▶ _DATASET ENTRIES_:
+++++

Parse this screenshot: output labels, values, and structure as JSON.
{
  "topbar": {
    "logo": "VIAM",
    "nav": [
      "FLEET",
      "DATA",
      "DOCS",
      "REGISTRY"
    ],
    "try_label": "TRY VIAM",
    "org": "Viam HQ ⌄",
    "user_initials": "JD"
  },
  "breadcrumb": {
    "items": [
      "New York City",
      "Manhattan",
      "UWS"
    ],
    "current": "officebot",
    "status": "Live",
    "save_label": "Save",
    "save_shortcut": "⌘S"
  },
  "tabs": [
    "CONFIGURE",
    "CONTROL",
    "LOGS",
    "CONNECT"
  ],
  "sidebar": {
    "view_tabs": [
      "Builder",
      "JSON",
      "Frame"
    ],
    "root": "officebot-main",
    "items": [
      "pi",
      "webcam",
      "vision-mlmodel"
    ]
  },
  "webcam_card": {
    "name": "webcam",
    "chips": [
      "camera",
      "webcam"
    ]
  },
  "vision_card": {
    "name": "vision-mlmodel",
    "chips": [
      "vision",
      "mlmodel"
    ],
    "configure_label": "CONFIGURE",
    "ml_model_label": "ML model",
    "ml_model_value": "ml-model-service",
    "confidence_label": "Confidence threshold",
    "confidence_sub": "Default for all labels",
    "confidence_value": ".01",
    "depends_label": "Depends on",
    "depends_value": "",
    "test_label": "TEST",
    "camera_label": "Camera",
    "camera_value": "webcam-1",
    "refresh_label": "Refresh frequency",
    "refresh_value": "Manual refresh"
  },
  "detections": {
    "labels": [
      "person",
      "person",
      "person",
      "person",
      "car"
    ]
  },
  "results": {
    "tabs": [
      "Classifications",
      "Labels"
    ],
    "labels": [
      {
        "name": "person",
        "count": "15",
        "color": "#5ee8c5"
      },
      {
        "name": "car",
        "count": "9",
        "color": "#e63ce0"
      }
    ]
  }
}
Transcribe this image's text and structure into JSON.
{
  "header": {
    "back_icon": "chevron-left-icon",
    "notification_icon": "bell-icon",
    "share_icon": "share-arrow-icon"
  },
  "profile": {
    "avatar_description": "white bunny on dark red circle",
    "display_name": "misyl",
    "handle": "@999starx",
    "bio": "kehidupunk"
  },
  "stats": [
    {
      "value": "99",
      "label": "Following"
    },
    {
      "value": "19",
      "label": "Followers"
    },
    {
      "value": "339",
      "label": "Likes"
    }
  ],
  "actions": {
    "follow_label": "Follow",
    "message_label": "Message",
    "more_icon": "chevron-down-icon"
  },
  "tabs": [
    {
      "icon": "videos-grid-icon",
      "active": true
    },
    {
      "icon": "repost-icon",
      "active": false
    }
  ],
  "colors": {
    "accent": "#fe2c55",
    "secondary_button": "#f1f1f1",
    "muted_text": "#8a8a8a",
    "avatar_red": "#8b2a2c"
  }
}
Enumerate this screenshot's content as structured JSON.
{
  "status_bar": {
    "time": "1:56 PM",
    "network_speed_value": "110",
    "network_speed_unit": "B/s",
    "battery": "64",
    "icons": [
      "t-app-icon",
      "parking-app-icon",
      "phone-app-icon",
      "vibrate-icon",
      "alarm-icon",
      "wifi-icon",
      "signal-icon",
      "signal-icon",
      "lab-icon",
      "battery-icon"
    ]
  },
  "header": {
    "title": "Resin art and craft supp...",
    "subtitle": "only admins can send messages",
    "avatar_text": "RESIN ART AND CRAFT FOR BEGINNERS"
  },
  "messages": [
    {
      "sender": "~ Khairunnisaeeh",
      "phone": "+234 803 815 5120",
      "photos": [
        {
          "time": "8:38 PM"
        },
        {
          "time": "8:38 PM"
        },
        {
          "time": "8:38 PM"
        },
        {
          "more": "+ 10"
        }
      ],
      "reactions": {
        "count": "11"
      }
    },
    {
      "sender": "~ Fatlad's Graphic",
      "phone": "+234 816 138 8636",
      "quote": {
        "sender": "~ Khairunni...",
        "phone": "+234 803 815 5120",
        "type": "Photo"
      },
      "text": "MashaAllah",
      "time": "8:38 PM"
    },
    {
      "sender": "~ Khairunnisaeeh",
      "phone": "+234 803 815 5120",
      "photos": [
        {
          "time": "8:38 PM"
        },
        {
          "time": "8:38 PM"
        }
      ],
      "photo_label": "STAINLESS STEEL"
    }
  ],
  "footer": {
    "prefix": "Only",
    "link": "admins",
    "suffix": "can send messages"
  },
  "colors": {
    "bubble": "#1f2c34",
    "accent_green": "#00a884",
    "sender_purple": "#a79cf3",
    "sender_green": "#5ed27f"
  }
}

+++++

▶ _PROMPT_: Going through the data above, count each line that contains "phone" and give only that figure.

▶ _ANSWER_: 5